We’ve taken hundreds of photos during these three days in Tokyo — it always happens to have a long story with a pile of photos after a journey. However, no one has the time to read, listen or watch the “full version”. And here is a summary of the craziness of life concentrated in the megalopolis in just 6 photos.
Japan — you either love it or hate it! We’ve heard this several times before heading to the land of the rising sun. We landed at Narita international airport with open minds and eyes wide opened and it was like landing on another planet!
Travelling eastwards and arriving in the morning adds almost a loooooong extra day to your vacation. However, after visiting the Tokyo Imperial palace gardens in the afternoon we needed an energy boost to go on. According to a Lonely Planet review not a lot of cafes in Tokyo serve good strong European coffee; still they recommend Maidreamin in Akihabara.
It was not easy to find the place. Men patiently waiting for something at the staircase outside should have been shocked by two queue-jumping Europeans. Who could have thought they are waiting for a coffee… well not only coffee?
It was time for us to be shocked when we entered Maidreamin! Imagine a huge doll-house, pink, yellow and meadow-green walls, waitresses dressed like maids, full of grown-up males drinking Strawberry Milk, eating Funny face banana portion and behaving like infants petted by the maids. Each of them, however, has an album to collect photos with the maids — there was some kind of exchange of the photos as well.
We ordered coffee (which was actually good) and kept the photos with our waitress as a gift for our kids 🙂
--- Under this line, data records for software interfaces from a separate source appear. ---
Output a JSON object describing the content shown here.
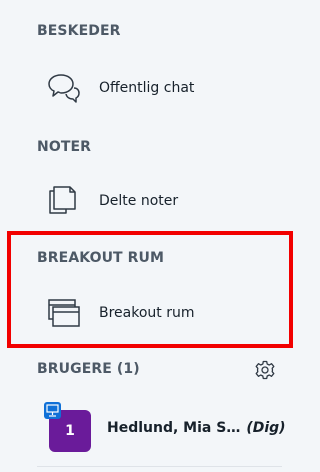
{
  "sections": {
    "messages": {
      "title": "BESKEDER",
      "items": [
        {
          "label": "Offentlig chat",
          "icon": "chat-icon"
        }
      ]
    },
    "notes": {
      "title": "NOTER",
      "items": [
        {
          "label": "Delte noter",
          "icon": "notes-icon"
        }
      ]
    },
    "breakout": {
      "title": "BREAKOUT RUM",
      "items": [
        {
          "label": "Breakout rum",
          "icon": "breakout-rooms-icon"
        }
      ]
    },
    "users": {
      "title": "BRUGERE (1)",
      "list": [
        {
          "avatar_text": "1",
          "name": "Hedlund, Mia S…",
          "role": "(Dig)",
          "avatar_color": "#6a1b9a"
        }
      ]
    }
  },
  "colors": {
    "background": "#f3f6f9",
    "highlight": "#f20000",
    "presenter_badge": "#0f70d7"
  }
}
Refreshed by the coffee we stroll the night Akihabara district. Akiba, know as “the electric town”, was once a place to score cheap electronics; now the 7 story buildings are occupied by video games machines. Each floor in each building has a different set of games — arcades, shooters, dance, retro games, some very abstract games, etc. — and almost every single seat/space is occupied. Akiba is like a city within a city, with its own culture and citizens.
Manga and Amine define a separate culture trend not only in Japan but worldwide. Anime fests in Europe do not happen that regular as the fans would like to. In Tokyo, however, anime buffs gather every weekend at Harajuku!
We’ve been greeted by a half-naked viking warrior, accompanied by a which (without the broom). “Death Note” fans, fully dressed as the manga characters were practicing a new choreography; several Toto & Totoros were playing hide-and-seek in the nearby park. Apparently, we’ve also been of an interest as lots of locals insisted on taking pictures with us 🙂
Harajuku is also the center of alternative fashion, decor, Gothic Lolita, and punk. Words are not strong enough to describe the vibrancy, colors and craziness of the nearby boutiques, shops and hairdressers — you must experience this by yourself.
Walking 5 minutes in Tokyo straight in a random direction will lead you to a metro station. So true! It is almost impossible to get on a train during peak hours but for the rest of the day the subway is the most convenient and cheep (especially with JRPass) to explore Tokyo. Sleeping in the trains is common — it is still an enigma how a sleeping passenger gets up exactly when the train approaches their station.
Have you noticed the big shoes of the guy in the middle? It’s not because he is very tall… Men but most often women buy bigger western shoes just because there are no smaller ones. The smaller size of Italian shoes for adult women is, let’s say, 36 — this is a way to big for the Japanese women.
On the way back for Tsukiji Market (the famous fish market in Tokyo) we passed by a Kabuki theater and “luckily” there was a show which we could join. The Kabuki shows last for more than 6 hours but tourists are allowed to watch one act from the very far balcony.
We’ve got the idea what Kabuki is — something totally incomprehensible for western tourists. At least we had some rest as strolling the Tsukiji Market from 6am till noon was exhausting.
Tuk tuk — Ninja style
After a long day walking in Tokyo you need to relax your mussels. What’s a better place than an onsen? Do not imagine a fancy spa — the very basic and extremely clean traditional baths are worth visiting! Check in advance whether the onsen of your choice allows visitors with tattoos.
Unfortunately we did not check that all sumo schools are closed on Sunday… As a poor alternative, we went to a “Cat House” where Japanese go to pet and hug cats. It’s weird for western people but “Cat Cafés” have become increasingly popular in Japan — you can find “Hello Kitty” and “Krocchi” almost everywhere.
Mind-blowing, intense, shocking, unexpected, wonderful, euphoric Tokyo — you can barely scratch the surface of this alien space in just three days but they were enough to fall in love with Japan!